Visible Range on clear night: nominal 20 nautical miles
Automated: May 1984
Hartland Point lighthouse guides vessels of all types approaching the Bristol Channel. The station complex was built on a large rock at the tip of the point, by Trinity House in 1874 under the direction of James Nicholas Douglass, its Engineer-in-Chief.
However the lighthouse was threatened by the undermining action of the sea to such an extent that rock had to be broken from the cliff head behind the station. This was allowed to fall on to the beach to form a barrier against the waves. Unfortunately this procedure had to be repeated at frequent intervals. Whenever a North Westerly gale coincided with a high spring tide, the rock deposits were washed away. Eventually it became necessary to construct a permanent barrier, which resulted in a substantial sea wall 30 metres long and 6 metres high being constructed in 1925.

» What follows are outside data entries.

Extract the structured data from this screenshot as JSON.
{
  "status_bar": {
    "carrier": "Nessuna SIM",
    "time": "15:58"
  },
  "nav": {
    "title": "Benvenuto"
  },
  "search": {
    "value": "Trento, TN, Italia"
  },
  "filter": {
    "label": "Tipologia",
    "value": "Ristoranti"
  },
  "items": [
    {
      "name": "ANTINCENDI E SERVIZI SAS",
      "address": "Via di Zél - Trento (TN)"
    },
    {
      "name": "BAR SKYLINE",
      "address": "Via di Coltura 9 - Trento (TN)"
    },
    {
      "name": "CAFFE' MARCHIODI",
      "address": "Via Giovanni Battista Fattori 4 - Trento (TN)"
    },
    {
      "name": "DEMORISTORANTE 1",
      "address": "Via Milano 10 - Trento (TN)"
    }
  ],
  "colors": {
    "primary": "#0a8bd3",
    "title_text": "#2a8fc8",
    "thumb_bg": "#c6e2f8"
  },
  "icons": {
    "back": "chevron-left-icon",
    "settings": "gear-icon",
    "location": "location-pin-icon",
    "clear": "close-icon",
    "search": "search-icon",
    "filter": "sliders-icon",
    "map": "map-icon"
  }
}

Prior to automation in 1984 the station was manned by 4 keepers, who lived in dwellings attached to the lighthouse with their families. The dwellings were demolished when the station was de-manned in order to allow for the construction of a helipad next to the tower.
Today the lighthouse is monitored from the Trinity House Operations Centre at Harwich in Essex.